Moore Montessori bought the old Southern Pines Elementary campus earlier this year, and moved in over the summer. The charter school is still growing its own enrollment as it adds on grade levels, but its plans for the large campus include long-term partnerships with organizations whose goals dovetail with its own.

So The Boys and Girls’ Club will have its own space for the new Trinity Unit, in a wing not currently being used for Moore Montessori’s regular school activities. Where the club had three small rooms at Trinity A.M.E. Zion, it will now have separate rooms for K-1 students, second and third graders, and fourth and fifth graders. There’s a separate game room with ping-pong — an air hockey table is on the way — and another cafe area where food will be served.

The club will also have access to the playground and gymnasium, amenities it didn’t have at the church. When the site opens in the coming weeks, about 130 students will move there from the club’s Morganton Road site.

Brewington said that the facility could easily serve up to 300 club members, and she predicts that enrollment could be close to that figure soon. She also predicted that the Boys and Girls Club’s accessibility for after-school hours will complement Moore Montessori as an option for families.

“You’ve got kids that typically couldn’t go to the Montessori school because they get out a little earlier than the other schools and are on an alternative schedule. So then they don’t have after-school care. With us being right here, they can walk right on over,” she said.

Katrina Williams, the Trinity unit director, will move over to the new site along with other staff members passionate about the arts.

“We plan on developing skits, plays and all kinds of dance, including stepping and painting,” said Williams. “I’m excited to have more space so we can learn more about each other.”

The Boys and Girls Club is also preparing for a grand opening at its new Logan-Blake unit off of N.C. 5 in Pinehurst. Just three miles from the new Aberdeen Elementary, that site will effectively replace the old school in serving elementary school students from in and around Aberdeen.

That 9,000-square-foot building offers about six times more space than the club had at the old elementary school. Renovations began this spring to create a game room, two classrooms, a kitchen with cafe-style seating, a flexible indoor recreation area, a quiet “focus” space and bathrooms, as well as a reception area and offices.

The club’s overall membership is now up to 400 from a low of around 270. Between both elementary sites and the Baxter Teen Center in Southern Pines, which will continue to serve middle and high school students, the club will have space to eclipse its pre-pandemic membership of 600.

The Boys and Girls Club of the Sandhills’ three sites are open each day after school from 2:30 p.m. to 6:30 p.m., when research has shown children to be most vulnerable to gangs, violence and other risky behaviors.

Recommended for you

(0) comments

Welcome to the discussion.

Keep it Clean. Please avoid obscene, vulgar, lewd, racist or sexually-oriented language.
Don't Threaten.
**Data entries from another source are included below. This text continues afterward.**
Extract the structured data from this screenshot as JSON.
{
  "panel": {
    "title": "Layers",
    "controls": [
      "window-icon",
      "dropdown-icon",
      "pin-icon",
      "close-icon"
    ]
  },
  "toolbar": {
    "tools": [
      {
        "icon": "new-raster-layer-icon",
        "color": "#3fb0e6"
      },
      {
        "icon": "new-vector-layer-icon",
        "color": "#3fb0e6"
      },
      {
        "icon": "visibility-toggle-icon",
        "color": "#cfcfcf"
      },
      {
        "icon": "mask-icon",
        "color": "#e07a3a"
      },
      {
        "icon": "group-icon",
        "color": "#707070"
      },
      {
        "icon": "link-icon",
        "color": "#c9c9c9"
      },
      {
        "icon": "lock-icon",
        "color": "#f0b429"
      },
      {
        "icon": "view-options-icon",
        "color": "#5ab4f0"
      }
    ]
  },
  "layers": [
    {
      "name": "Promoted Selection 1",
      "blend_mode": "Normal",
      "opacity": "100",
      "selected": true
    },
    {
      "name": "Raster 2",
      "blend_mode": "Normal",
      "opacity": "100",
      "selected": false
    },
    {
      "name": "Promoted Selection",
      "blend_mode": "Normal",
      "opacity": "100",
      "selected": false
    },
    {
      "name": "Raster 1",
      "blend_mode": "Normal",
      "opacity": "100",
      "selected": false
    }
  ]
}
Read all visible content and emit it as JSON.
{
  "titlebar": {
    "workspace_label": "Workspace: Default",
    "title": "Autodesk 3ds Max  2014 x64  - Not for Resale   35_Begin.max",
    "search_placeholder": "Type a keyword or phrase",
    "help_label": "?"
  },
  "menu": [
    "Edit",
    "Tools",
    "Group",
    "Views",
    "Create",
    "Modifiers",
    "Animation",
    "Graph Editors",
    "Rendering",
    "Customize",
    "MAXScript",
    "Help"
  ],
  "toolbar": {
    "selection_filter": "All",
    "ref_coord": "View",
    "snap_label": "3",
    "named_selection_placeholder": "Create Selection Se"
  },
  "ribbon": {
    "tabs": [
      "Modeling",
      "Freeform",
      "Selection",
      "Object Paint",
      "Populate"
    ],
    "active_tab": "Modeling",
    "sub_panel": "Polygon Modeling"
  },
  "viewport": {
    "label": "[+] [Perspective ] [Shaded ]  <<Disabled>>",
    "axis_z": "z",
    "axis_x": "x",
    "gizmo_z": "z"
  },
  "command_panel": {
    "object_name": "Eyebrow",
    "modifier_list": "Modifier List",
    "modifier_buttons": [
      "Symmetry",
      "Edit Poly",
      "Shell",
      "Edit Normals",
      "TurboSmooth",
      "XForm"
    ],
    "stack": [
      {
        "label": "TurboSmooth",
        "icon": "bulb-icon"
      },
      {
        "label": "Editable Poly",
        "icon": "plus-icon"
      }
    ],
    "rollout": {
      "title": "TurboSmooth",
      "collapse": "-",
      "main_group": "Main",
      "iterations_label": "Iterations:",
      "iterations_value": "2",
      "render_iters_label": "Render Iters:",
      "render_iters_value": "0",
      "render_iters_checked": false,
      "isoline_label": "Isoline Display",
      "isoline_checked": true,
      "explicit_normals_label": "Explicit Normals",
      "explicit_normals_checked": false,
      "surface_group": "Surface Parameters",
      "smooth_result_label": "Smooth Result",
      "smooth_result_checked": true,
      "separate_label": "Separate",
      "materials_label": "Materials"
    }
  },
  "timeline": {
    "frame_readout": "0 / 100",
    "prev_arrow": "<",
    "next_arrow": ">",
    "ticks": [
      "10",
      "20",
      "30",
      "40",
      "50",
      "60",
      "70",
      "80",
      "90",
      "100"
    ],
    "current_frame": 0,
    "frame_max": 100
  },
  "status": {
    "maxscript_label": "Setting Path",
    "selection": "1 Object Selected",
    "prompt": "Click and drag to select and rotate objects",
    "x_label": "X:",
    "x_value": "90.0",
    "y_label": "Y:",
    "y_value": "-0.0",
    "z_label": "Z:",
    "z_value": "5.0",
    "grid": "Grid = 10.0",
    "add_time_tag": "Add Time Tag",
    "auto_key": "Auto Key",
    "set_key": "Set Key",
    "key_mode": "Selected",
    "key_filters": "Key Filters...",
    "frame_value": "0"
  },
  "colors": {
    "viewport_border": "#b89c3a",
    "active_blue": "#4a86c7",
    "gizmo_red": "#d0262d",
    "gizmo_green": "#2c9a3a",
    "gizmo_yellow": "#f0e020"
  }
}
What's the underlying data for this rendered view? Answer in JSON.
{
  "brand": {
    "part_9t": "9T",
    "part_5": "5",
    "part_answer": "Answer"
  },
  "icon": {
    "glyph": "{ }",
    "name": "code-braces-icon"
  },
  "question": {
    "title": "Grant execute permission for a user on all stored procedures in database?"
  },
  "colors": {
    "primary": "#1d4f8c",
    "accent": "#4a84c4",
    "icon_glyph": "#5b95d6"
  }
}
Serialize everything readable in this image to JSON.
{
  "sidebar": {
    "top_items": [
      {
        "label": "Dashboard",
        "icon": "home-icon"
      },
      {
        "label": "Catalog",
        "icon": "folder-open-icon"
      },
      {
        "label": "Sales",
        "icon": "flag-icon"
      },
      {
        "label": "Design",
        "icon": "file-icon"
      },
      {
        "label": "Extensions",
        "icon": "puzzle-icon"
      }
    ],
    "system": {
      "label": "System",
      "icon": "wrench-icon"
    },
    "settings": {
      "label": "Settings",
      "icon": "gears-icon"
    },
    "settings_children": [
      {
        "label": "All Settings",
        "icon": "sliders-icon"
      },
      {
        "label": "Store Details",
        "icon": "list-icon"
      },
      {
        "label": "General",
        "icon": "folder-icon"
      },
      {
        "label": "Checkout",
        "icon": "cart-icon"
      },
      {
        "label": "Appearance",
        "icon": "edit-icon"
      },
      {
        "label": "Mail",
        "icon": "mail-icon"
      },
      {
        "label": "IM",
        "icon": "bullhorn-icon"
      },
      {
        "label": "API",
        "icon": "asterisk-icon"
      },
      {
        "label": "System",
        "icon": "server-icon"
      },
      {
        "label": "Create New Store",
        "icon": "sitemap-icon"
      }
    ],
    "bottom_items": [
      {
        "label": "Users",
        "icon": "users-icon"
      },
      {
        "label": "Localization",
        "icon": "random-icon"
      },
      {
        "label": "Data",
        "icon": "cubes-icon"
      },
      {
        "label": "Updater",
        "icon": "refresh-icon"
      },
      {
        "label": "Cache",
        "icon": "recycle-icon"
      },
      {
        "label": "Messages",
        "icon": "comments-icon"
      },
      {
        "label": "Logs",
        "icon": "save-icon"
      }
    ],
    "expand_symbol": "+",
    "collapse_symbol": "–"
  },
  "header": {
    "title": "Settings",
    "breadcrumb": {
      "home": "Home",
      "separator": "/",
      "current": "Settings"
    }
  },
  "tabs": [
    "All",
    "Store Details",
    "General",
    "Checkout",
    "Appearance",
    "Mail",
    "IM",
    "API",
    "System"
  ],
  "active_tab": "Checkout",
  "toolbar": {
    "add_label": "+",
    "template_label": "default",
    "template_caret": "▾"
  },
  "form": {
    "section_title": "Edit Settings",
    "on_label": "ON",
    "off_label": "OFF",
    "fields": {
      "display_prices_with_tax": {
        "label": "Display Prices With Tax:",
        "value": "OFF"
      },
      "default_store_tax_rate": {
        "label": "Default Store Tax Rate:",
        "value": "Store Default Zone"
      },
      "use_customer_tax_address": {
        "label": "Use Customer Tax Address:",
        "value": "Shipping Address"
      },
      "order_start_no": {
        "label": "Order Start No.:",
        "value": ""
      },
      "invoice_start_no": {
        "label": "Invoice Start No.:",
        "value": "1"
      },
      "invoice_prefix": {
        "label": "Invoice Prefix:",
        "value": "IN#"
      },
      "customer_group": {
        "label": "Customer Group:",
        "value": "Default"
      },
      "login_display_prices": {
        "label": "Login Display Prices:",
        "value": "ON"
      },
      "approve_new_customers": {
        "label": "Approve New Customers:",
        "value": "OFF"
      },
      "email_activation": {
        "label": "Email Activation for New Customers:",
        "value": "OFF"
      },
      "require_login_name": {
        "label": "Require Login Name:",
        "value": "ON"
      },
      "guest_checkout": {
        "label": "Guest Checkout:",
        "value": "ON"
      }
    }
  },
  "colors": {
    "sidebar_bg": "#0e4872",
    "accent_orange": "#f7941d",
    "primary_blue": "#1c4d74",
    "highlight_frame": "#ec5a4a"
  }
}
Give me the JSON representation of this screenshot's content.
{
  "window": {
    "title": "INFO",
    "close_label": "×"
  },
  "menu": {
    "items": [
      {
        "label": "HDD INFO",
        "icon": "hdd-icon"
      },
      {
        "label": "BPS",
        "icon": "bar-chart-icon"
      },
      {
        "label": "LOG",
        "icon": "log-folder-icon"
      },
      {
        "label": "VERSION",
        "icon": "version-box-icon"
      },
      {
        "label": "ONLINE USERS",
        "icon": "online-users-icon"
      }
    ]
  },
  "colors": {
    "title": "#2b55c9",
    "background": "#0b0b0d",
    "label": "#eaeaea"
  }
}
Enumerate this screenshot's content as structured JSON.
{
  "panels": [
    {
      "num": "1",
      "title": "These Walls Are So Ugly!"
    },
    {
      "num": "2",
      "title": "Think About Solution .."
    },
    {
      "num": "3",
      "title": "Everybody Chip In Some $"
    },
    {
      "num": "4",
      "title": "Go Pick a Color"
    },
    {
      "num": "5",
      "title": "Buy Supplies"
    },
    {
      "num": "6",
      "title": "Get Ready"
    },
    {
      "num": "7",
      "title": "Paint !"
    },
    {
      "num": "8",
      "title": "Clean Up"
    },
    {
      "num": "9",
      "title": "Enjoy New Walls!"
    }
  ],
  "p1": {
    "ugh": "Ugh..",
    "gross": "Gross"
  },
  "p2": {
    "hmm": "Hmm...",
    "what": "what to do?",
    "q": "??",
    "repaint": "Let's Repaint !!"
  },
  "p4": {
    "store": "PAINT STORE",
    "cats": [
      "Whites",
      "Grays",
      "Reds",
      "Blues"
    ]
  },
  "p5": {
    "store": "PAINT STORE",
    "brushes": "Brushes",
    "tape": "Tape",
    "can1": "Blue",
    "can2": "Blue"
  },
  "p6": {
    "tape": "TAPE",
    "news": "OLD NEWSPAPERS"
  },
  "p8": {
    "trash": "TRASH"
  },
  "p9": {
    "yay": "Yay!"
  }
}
Threats of harming another person will not be tolerated.
Be Truthful. Don't knowingly lie about anyone or anything.
Be Nice. No racism, sexism or any sort of -ism that is degrading to another person.
Be Proactive. Use the 'Report' link on each comment to let us know of abusive posts.
Comments that violate any of the rules above are subject to removal by staff.

Thank you for reading!

Please purchase a subscription to continue reading. Subscribe today and support local community journalism.

Digital Only Subscriptions

The Pilot

Get unlimited digital access and support award-winning local journalism, for just $5 a month. This includes access to the electronic replica edition of The Pilot.

Starting at
$5.35 for 30 days

Already have a Print Subscription? Get Digital Access Free.

The Pilot

As a print subscriber, you also have unlimited digital access. Connect your account now.

Home Delivery

The Pilot

Our best deal: Get all the news of Moore County delivered to your home each Wednesday and Sunday — and receive unlimited digital access to

Starting at
$27.82 for 90 days